World Class Universities remind us of what the German novelist Michael Ende (1963) once described as an illusionary giant. The further away one stands, the bigger the giant appears. The greatness of a university seems more apparent if you are not actually learning or working there.

While indeed Oxford (UK), Sorbonne (France), or Heidelberg (Germany), carry their fame from a time in which barely a handful of universities existed, “newcomers” such as Stanford, the University of Chicago, or the London School of Economics, are equally known around the world. Acknowledging these institutions from a distance seems to relate to a stable linear timeframe, but it also goes beyond.

In order to see Oxford as world class we have to get close in distance. Specific devices help transcend geographical space by instituting new forms of space. Rankings, newspapers, accreditation procedures, websites, exchange programs and not least research on science and higher education itself, carry a proximity that is both legitimate and imaginary.

Universities can monitor each other in devices but they can also perceive themselves as acting entities. And as Simmel ([1908] 1985) famously noted, a third allows for the construction of conflict without direct interaction. Only through a commensurating entity can Stanford compete with Oxford. Both have to remain aware of the third while assuming the transcendence of the wholeness it depicts (Serres 2007).  In this sense the competition of “all against all” turns into a competition “of all for all” (Simmel [1908] 1992: 328). Universities do not compete against each other but for the favor of the third (cf. Werron 2014).

Intermediaries are the boundary objects of global stratification. They construct subjectivities, actorhood(s), and patterns of comparability. In those mirrors of the global, the local messiness becomes whole.
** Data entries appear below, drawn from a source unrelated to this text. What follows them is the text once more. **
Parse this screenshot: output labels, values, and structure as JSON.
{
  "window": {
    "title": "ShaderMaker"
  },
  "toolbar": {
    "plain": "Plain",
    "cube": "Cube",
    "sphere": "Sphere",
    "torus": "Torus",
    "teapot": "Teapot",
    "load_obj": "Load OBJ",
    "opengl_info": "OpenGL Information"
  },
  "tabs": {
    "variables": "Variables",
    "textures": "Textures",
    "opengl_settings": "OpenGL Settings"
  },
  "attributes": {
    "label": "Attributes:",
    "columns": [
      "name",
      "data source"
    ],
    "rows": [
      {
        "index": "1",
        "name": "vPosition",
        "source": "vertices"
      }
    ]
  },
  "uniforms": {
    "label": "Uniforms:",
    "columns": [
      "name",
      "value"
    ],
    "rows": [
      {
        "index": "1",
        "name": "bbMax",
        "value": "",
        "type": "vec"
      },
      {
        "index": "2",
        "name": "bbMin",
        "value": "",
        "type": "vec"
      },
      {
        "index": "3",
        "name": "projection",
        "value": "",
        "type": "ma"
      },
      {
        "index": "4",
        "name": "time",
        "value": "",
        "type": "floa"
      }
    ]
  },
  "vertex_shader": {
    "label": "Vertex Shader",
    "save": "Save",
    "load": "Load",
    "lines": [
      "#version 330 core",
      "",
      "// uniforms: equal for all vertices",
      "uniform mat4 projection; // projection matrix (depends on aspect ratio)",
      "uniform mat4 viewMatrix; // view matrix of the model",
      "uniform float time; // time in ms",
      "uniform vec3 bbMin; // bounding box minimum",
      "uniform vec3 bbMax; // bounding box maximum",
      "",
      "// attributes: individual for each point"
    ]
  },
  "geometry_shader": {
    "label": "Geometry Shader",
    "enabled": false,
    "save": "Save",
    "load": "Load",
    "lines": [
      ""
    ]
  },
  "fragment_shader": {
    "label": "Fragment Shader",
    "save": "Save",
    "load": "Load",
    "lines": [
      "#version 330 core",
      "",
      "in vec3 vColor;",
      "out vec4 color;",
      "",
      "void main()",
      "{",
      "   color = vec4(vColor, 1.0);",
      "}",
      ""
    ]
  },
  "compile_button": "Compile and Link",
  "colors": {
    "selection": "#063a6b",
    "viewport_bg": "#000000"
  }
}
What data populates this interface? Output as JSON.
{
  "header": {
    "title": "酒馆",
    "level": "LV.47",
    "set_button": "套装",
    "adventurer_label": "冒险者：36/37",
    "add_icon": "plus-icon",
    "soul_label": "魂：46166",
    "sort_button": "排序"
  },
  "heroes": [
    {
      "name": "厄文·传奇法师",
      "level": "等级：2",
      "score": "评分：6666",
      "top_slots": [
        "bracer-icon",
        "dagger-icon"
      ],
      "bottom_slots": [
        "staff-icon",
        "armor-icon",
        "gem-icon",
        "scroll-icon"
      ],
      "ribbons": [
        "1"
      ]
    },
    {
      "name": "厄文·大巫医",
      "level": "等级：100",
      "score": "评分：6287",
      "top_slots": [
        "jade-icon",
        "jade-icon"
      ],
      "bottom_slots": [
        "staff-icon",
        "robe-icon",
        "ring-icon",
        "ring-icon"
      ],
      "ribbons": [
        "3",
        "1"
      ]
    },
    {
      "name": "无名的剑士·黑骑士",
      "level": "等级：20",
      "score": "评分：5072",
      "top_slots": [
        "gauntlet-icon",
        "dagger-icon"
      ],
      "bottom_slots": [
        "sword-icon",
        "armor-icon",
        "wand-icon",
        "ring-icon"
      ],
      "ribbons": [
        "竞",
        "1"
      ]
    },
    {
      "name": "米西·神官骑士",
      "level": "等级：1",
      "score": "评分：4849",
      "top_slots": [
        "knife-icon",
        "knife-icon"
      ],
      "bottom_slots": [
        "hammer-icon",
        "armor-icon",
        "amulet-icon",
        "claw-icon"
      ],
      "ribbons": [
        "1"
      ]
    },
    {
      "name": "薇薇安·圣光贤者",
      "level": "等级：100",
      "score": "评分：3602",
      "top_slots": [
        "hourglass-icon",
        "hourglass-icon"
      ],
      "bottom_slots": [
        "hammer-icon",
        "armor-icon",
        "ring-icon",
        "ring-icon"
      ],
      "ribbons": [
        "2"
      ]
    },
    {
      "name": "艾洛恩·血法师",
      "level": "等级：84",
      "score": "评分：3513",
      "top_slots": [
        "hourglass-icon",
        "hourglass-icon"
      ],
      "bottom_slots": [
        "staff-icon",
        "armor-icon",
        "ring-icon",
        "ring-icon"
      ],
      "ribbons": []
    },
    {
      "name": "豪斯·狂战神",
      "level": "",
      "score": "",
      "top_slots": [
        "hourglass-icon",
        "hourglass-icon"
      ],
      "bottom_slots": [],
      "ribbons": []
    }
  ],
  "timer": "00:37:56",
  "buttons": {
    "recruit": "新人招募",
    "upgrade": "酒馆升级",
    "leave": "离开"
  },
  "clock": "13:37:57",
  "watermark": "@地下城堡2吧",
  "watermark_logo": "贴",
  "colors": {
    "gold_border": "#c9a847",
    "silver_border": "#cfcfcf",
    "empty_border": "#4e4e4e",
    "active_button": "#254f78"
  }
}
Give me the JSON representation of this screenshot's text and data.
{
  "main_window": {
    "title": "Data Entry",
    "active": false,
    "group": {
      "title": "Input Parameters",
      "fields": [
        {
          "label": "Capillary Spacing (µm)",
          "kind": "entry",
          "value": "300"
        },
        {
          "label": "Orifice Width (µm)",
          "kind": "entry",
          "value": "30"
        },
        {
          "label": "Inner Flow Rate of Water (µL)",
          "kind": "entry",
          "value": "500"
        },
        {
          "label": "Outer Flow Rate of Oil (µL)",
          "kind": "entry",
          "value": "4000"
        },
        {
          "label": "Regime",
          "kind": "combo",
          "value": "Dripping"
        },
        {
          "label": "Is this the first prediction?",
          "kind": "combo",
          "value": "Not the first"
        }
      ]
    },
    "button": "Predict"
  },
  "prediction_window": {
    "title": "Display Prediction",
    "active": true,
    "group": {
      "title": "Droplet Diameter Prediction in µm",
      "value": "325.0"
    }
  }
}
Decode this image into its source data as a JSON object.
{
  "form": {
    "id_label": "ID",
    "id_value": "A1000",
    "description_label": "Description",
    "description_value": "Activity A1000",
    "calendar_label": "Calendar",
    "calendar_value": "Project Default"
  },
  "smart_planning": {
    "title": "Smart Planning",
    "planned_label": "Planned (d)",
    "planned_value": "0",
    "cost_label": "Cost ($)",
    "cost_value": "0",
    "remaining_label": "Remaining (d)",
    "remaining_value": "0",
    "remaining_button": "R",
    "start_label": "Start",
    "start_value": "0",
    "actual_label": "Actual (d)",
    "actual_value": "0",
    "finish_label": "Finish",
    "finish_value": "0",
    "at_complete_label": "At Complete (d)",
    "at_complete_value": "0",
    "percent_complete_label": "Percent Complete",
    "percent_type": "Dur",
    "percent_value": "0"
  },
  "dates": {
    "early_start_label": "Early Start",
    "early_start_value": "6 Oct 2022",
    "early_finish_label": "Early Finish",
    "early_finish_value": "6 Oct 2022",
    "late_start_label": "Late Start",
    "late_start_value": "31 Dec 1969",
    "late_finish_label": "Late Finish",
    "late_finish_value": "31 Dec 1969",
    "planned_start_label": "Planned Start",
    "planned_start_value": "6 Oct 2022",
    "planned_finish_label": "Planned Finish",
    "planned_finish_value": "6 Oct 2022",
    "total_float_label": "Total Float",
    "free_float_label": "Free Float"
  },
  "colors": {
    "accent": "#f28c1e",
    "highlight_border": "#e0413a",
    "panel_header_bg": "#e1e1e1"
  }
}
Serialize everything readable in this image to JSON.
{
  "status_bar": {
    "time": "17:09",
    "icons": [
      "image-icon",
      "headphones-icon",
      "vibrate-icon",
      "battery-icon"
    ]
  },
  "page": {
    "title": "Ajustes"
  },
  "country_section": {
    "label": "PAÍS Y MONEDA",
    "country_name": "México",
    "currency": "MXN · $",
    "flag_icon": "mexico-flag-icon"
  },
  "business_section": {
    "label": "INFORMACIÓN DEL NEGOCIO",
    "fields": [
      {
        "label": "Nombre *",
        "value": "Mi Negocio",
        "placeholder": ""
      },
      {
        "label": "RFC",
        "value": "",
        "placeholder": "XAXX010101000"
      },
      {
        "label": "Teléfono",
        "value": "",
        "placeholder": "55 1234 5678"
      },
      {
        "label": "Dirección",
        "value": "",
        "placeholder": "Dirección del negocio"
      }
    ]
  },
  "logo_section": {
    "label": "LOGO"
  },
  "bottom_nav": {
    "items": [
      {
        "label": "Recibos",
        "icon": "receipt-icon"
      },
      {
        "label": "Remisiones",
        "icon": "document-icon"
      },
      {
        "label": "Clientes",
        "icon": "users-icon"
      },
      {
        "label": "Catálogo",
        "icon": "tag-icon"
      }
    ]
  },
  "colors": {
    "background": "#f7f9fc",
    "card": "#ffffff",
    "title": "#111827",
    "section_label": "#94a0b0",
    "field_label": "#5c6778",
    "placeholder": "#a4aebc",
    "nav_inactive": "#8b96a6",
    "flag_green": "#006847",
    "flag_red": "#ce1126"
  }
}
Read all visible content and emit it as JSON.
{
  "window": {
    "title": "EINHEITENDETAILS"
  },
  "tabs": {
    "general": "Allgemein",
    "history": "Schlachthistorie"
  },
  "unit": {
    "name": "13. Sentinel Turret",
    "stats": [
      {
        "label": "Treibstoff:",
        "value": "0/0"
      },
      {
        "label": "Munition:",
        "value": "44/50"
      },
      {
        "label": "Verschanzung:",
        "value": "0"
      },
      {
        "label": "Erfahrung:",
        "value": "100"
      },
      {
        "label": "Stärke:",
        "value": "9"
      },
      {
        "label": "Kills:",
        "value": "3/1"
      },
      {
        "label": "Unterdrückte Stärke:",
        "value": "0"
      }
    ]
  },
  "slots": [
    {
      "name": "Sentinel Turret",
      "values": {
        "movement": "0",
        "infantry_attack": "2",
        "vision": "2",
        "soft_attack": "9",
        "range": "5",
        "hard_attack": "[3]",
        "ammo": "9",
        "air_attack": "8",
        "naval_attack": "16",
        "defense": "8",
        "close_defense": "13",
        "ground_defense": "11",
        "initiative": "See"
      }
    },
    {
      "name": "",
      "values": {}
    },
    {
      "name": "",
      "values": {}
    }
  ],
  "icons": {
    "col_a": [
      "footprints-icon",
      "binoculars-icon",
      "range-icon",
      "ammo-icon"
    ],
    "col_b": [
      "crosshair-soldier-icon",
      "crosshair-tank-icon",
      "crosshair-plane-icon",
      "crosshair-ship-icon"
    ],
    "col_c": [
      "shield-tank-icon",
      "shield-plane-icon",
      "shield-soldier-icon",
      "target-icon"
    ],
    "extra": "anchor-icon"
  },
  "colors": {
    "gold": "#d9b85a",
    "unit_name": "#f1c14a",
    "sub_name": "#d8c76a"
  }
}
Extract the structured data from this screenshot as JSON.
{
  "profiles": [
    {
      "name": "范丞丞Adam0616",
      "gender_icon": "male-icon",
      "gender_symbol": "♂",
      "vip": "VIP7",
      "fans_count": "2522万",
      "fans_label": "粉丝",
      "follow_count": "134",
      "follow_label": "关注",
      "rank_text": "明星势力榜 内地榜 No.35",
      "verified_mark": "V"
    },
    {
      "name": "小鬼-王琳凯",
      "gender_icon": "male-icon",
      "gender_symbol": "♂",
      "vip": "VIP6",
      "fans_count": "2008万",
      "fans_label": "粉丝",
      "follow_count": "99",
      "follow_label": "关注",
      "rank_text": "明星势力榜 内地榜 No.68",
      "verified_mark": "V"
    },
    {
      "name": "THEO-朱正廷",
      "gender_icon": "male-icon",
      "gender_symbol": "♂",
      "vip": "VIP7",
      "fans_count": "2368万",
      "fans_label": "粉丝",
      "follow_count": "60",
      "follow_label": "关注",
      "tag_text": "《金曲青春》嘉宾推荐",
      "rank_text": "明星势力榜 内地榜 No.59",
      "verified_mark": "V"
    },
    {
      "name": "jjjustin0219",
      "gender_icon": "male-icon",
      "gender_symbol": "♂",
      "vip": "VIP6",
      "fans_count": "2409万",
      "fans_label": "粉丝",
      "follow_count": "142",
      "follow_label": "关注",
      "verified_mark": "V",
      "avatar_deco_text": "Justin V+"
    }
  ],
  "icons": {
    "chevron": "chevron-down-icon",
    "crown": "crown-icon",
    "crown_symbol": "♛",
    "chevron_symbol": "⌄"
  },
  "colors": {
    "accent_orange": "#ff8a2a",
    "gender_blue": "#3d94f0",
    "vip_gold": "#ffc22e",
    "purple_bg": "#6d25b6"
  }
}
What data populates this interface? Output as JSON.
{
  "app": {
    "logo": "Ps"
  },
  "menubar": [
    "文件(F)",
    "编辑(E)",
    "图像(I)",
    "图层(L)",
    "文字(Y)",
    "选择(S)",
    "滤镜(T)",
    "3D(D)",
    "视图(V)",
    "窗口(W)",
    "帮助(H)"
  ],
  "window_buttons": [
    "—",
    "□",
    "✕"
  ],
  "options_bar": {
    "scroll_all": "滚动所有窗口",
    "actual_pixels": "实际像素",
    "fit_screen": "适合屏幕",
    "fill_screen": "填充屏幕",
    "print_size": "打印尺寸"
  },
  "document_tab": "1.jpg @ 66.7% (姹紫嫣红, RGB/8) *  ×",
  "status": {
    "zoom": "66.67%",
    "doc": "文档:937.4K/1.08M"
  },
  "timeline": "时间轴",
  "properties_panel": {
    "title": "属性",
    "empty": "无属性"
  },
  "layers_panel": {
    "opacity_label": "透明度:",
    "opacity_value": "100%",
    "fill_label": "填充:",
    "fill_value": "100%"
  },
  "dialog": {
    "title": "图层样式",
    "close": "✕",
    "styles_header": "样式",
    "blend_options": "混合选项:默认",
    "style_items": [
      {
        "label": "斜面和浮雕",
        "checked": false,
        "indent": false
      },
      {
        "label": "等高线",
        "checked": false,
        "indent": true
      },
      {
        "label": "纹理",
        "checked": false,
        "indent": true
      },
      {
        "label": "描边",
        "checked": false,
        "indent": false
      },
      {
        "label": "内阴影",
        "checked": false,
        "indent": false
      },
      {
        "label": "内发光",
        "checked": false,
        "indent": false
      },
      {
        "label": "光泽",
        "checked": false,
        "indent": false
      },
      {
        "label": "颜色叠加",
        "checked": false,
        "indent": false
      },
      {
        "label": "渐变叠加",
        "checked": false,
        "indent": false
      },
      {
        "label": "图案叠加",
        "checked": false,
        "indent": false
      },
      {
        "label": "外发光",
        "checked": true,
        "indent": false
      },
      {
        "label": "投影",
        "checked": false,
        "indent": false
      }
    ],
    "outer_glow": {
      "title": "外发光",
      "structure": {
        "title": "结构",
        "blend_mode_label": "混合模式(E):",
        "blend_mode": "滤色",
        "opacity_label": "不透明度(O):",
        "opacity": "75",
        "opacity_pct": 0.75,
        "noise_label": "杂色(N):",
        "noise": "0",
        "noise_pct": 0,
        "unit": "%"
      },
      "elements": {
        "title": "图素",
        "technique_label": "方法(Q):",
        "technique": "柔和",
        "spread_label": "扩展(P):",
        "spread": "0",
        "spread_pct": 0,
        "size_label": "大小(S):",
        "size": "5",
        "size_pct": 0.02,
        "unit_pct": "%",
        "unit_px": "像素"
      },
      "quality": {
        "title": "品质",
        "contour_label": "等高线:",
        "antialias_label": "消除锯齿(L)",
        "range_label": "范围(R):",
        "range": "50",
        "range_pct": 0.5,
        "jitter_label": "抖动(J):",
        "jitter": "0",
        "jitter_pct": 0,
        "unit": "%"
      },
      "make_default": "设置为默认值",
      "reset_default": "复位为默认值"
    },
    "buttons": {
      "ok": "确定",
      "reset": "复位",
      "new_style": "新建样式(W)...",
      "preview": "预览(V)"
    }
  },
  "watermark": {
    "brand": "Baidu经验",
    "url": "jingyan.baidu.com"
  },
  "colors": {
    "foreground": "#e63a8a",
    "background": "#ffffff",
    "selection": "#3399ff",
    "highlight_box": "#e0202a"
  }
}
They allow universities to see their identity and encourage competition through instituting relative sizes. We thus encounter a form of politics that works through visualization, the imaginary of collective spaces, and active participation. Beyond the capacity of brute force, it induces size by reconfiguring geographies, and it uses material infrastructure of all kinds to make these seem legitimate.

We invite contributions that focus on, what we frame as the politics of size. Such politics make universities visible from a distance by instituting spatialized forms of size and scale. These can refer to the politics of comparison in ranking devices, infrastructures such as google algorithms and backlinks, maps, logos and other visual depictions of greatness, as well as ways in which the distant becomes a role model for the local. The way in which departments restructure around global discursive patterns (internationality, gender equality, publication output etc.) to maintain their visibility or standardize their learning environment to make it transparent from everywhere in the world, as remarkably described by Anteby’s (2013) ethnography of Harvard Business School.

The panel will be submitted as part of the Knowledge Politics and Policies Section of the conference. Please send your abstract (up to 500 words) by January the 14th 2019 to Alexander Mitterle (alexander.mitterle@soziologie.uni-halle.de) and Susan Lee Robertson (slr69@cam.ac.uk).

  • Anteby, Michel (2013): Manufacturing Morals. The Values of Silence in Business School Education. Chicago: University of Chicago Press.
  • Ende, Michael (1963): Jim Button and Luke the Engine Driver. GG Harrap.
  • Serres, Michel (2007): The parasite. Minneapolis, MN: University of Minnesota Press.
  • Simmel, Georg ([1908] 1992): Soziologie. Untersuchung über die Formen der Gesellschaftung. Frankfurt a.M.: Suhrkamp.
  • Werron, Tobias (2014): On Public Forms of Competition. In: Cultural Studies ↔ Critical Methodologies 14 (1), S. 62–76.

Leave a Reply

Fill in your details below or click an icon to log in:

WordPress.com Logo

You are commenting using your WordPress.com account. Log Out /  Change )

Google+ photo

You are commenting using your Google+ account. Log Out /  Change )

Twitter picture

You are commenting using your Twitter account. Log Out /  Change )

Facebook photo

You are commenting using your Facebook account. Log Out /  Change )

Connecting to %s